• [Task objective]: Filter these entries down to the lines that hold the word "term", and show each of them.

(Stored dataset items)
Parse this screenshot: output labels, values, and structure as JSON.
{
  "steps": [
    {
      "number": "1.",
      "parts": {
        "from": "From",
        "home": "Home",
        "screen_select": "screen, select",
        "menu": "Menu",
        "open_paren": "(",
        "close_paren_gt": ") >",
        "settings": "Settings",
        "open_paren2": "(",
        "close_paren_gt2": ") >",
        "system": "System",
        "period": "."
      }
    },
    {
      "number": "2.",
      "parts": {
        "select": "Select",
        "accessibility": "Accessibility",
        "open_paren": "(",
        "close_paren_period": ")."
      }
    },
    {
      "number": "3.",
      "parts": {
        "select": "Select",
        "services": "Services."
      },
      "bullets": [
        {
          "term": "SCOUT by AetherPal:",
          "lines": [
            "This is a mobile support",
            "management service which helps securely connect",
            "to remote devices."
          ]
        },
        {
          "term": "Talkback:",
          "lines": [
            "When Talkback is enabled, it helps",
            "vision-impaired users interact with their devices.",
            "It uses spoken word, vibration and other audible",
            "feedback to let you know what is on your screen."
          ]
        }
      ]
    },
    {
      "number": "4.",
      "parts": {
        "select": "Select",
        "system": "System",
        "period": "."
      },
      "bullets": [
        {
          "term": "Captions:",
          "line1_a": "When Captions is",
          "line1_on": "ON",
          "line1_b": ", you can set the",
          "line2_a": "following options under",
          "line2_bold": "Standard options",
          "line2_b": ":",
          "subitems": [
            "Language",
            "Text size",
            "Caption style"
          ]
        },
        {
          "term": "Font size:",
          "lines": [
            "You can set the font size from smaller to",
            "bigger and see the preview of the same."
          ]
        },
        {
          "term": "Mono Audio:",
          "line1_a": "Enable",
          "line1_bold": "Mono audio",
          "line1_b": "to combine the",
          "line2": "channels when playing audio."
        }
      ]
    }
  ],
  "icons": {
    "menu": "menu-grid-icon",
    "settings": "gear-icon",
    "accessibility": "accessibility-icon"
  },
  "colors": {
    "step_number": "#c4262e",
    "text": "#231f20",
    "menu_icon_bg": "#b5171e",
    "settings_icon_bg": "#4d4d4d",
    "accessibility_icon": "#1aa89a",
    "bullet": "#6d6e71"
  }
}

• [Output for this exercise]:
          "term": "SCOUT by AetherPal:",
          "term": "Talkback:",
          "term": "Captions:",
          "term": "Font size:",
          "term": "Mono Audio:",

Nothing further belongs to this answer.